This aspect informs the resolution. Criticism of youth climate activism often relies on claims that young people are too naive to be knowledgeable or politically savvy enough to resist climate destruction. Dig Too Deep counters this by suggesting that young people are actually more capable than adults of resisting this destruction precisely because they are more keenly aware of their social position. That said, Liberty is presented as an outsider and is motivated by personal harm—her grandmother’s declining health—rather than the good of the community. Building on this motivation, the book explores different avenues for activism Liberty takes: from the legal route of filing complaints to the illegal route of a (failed) violent action against Peabody (see ecotage). The ending of the book questions the efficacy of legal action (see environmental law, EPA) by offering a blackmail-style solution through an unofficial settlement: Instead of sharing documented evidence of the mining company’s falsified water reports with EPA and the media, Liberty and her team choose to keep the compromising materials as a guarantee that Peabody will keep his end of the deal of stopping MTR operations, extending city water to everyone in the valley, and giving financial recompense to “anyone who was given a falsified water report and develops health issues” (252). This resolution opens many questions to discuss with your students. Did the activists settle for money rather than for justice? If Peabody is not exposed, will similar MTR practices continue elsewhere in the country? How will the Ebbotsville community ever learn about the harm the mine has caused? Lastly, does the resolution reflect the actual power and limits of youth activism or does it suggest that settling with money and restitution was the best avenue compared to a lengthy legal process available within the existing neoliberal system? While the novel is successful in representing the slow violence and socio-cultural complexities of MTR, the choice to not include the larger community in seeking justice and confronting the truth about the damage of mountaintop removal mining may reinforces a message that mobilizing action against ecocide is something that is best done by an individual—an “enlightened outsider” like Liberty—rather by a community: a model that privileges individual agency at the expense of community agency.
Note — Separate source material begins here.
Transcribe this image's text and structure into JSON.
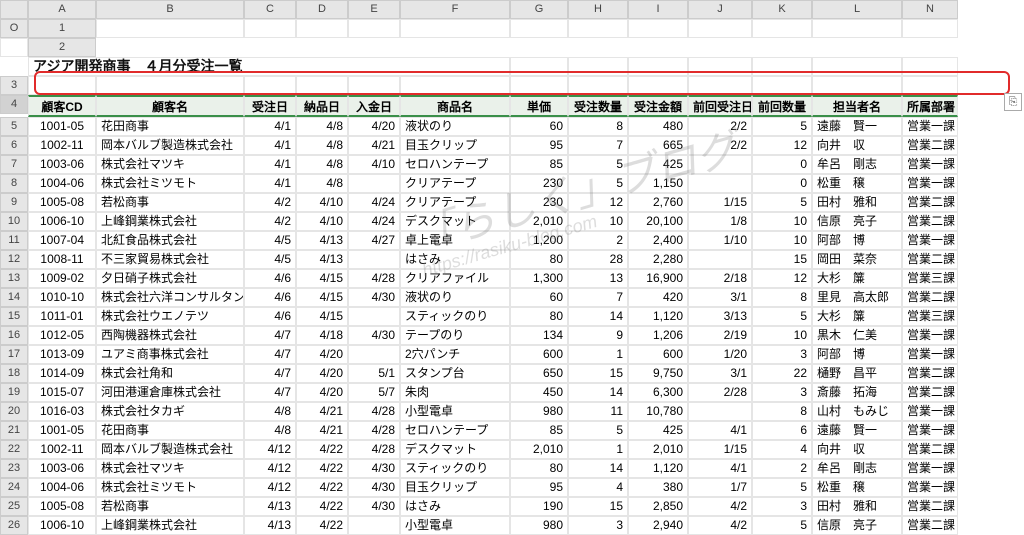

Another aspect of the novel is that the environment is not looked at as needing to be restored until the people are sick, which could start conversations about anthropocentrism and human supremacy. The book does bring up some sadness over biodiversity loss and the loss of nature in Liberty’s grandmother’s yard, but it does not explore how mountaintop removal impacts plants and animals. The mining company does not plan to restore the ecosystem after they finish (see clean-up operations, reforestation). Students could do research on restoring mining environments and requests Liberty could be making to the mining company for the environment.

©2023 ClimateLit (Hannah Hein)

More:

Publisher: Albert Whitman & Company, 2016

Pages: 272

ISBN: 978-0807515815

Audience: Rebels (14-older)

Format: Novels

Topics: Animal Cruelty, Biodiversity Loss, Clean-up Operations, Climate Change Denial, Coal, Coal Mining, Collective Action, Ecocide, Ecological Restoration, Ecosystems, Ecotage, Environmental Degradation, Environmental Health Risks, Environmental Injustice, Environmental Law, Environmental Protection Agency (EPA), Extractivism, Fossil Fuels, Industry, Mountaintop Removal (MTR), Nature, Pollution, Reforestation, Slow Violence, Wildlife, Youth Climate Activism

Contributor(s):